ABOUT 100 people banded together in Morwell on Thursday to join the national fight against family violence with the message, ‘enough is enough’.
The Morwell Town Common transformed into a sea of white from 11am when white ribbon ambassadors, community members and support workers spoke of their experiences.
“We had drums going, a feed with the barbecue and guest speakers – everyone really loved the day,” Ramahyuck District Aboriginal Corporation business manager Barbara Job said.
“We had a pledge book that everyone signed, to stand up and say enough is enough and try and stamp it all out.”
Community member Cliff Wandin, who has worked with men’s behavioural change and Koorie justice mentoring programs, said the community’s support was gratifying.
“I’ve been part of the family violence scene for a few years now,” Mr Wandin said.
“A good turnout means they are here to learn something and support, and with our guest speakers who came and spoke, it was really good.”
The day arrived after three months of planning and just a week following a visit from the state’s Prevention of Family Violence Minister, Fiona Richardson.

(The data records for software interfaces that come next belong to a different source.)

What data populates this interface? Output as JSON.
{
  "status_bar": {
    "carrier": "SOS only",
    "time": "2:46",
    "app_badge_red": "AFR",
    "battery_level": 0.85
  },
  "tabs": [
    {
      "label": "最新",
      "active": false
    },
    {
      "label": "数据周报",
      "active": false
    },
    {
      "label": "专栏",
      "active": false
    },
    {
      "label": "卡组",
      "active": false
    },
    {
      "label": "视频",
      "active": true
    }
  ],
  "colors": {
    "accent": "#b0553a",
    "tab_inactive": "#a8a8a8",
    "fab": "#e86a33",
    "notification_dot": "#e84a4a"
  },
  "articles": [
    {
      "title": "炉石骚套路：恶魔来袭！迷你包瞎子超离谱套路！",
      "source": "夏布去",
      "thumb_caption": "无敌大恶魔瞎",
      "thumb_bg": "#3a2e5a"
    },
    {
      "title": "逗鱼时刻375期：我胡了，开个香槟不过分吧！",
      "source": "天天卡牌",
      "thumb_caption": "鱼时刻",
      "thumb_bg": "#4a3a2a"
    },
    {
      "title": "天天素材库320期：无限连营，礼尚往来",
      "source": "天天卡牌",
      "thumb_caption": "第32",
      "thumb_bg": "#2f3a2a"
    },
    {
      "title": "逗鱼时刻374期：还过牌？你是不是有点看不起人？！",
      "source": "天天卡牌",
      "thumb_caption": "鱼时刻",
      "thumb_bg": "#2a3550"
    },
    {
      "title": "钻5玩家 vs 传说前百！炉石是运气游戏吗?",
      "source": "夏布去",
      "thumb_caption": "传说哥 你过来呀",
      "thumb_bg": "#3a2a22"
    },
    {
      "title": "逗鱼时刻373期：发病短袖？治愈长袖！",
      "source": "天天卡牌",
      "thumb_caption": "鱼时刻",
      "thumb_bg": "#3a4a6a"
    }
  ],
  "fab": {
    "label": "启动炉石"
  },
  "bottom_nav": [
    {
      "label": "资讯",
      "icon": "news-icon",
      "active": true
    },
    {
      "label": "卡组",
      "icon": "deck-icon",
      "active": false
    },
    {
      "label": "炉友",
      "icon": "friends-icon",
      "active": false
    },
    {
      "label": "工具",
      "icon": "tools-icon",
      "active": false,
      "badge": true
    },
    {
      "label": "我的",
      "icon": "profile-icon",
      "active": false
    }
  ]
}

Ms Richardson met with Quantum Support Services and six Gippsland councils including Latrobe City, to discuss ways to improve family violence support and services.
The Latrobe Valley topped a list of family violence hotspots across Victoria between April 2014 and March 2015, with a rate of 2993 incidents per 100,000 population.
Quantum Support Servivces- the primary provider of services for Latrobe, Baw Baw and Wellington – received more than 2800 police referrals for family violence in the last financial year.
It only has the capacity to work with about 400 clients due to current funding and staff numbers.
Ms Job said the family violence day was a starting point to get community members and agencies tackling the same cause.
Aboriginal Family Violence Prevention and Legal Service chief executive Antoinette Braybrook and Quantum chief executive Alan Wilson were among the guest speakers.
“More or less today was about saying enough is enough – we need to stand up as a community, the whole community, to try and stamp it out,” Ms Job said.
“It is up to people now to say enough is enough and stand up and they need to sort themselves out or help and let people know what’s going on.”